- INFORMATION SUPPLIED:
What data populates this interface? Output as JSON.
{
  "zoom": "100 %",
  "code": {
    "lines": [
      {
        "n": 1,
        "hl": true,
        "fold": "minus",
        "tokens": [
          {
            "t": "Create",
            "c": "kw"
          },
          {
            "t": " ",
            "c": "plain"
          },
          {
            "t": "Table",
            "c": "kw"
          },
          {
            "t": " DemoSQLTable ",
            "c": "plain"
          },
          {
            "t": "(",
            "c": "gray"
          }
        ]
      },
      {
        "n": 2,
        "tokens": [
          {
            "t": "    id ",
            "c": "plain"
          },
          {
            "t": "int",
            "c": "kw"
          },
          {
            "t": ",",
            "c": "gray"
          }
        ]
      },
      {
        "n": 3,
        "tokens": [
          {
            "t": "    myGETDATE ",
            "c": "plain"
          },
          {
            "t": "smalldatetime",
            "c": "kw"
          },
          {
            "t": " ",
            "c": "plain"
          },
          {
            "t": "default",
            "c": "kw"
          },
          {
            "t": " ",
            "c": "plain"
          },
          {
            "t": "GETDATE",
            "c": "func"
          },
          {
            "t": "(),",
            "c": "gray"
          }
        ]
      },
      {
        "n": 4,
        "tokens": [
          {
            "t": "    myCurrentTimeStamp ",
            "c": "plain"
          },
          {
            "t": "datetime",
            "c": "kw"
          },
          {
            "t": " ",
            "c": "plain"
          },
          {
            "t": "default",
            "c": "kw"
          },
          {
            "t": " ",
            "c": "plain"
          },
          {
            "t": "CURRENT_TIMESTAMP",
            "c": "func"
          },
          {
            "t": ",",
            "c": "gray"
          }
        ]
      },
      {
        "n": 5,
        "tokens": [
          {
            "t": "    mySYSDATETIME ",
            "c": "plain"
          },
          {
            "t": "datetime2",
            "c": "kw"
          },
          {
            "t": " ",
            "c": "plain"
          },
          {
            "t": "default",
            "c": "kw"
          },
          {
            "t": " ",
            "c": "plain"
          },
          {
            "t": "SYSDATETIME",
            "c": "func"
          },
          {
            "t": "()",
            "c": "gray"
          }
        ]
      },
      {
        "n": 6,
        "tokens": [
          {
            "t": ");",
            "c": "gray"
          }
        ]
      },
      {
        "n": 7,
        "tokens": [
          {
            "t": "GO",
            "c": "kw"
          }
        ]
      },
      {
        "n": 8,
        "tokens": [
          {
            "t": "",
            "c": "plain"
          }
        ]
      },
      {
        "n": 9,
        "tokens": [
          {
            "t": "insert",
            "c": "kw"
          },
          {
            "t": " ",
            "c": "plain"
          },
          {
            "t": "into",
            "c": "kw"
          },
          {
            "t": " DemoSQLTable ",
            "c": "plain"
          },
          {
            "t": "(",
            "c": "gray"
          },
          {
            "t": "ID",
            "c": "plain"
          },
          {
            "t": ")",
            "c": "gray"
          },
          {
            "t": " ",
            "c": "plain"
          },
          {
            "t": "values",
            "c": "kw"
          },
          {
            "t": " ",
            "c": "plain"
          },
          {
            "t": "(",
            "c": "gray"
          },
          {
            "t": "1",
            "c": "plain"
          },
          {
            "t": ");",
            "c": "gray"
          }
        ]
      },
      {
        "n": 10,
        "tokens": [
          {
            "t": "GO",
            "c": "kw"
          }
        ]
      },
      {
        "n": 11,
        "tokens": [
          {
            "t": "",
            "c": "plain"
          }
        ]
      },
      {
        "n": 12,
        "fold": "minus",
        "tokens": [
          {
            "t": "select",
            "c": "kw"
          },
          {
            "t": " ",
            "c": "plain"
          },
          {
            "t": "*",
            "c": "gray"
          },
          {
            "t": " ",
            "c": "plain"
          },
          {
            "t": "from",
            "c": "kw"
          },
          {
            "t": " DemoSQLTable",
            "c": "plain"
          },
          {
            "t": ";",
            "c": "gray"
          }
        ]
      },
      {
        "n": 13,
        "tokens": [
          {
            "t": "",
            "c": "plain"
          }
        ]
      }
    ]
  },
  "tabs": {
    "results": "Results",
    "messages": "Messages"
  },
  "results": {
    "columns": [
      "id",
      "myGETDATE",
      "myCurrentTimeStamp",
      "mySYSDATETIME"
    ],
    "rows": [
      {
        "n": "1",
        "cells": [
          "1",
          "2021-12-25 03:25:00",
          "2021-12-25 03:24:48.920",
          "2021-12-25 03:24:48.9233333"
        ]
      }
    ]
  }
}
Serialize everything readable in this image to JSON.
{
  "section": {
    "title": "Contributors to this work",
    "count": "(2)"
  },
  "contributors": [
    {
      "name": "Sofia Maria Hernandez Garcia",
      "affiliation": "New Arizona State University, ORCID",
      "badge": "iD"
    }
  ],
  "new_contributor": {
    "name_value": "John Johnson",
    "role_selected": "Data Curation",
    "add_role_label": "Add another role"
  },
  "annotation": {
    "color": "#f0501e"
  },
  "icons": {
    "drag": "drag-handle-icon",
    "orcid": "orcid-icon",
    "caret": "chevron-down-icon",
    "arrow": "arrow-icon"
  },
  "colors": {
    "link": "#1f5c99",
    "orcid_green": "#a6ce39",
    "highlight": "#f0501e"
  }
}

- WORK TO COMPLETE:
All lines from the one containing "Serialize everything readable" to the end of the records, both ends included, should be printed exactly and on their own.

- WRITTEN REPLY:
Serialize everything readable in this image to JSON.
{
  "section": {
    "title": "Contributors to this work",
    "count": "(2)"
  },
  "contributors": [
    {
      "name": "Sofia Maria Hernandez Garcia",
      "affiliation": "New Arizona State University, ORCID",
      "badge": "iD"
    }
  ],
  "new_contributor": {
    "name_value": "John Johnson",
    "role_selected": "Data Curation",
    "add_role_label": "Add another role"
  },
  "annotation": {
    "color": "#f0501e"
  },
  "icons": {
    "drag": "drag-handle-icon",
    "orcid": "orcid-icon",
    "caret": "chevron-down-icon",
    "arrow": "arrow-icon"
  },
  "colors": {
    "link": "#1f5c99",
    "orcid_green": "#a6ce39",
    "highlight": "#f0501e"
  }
}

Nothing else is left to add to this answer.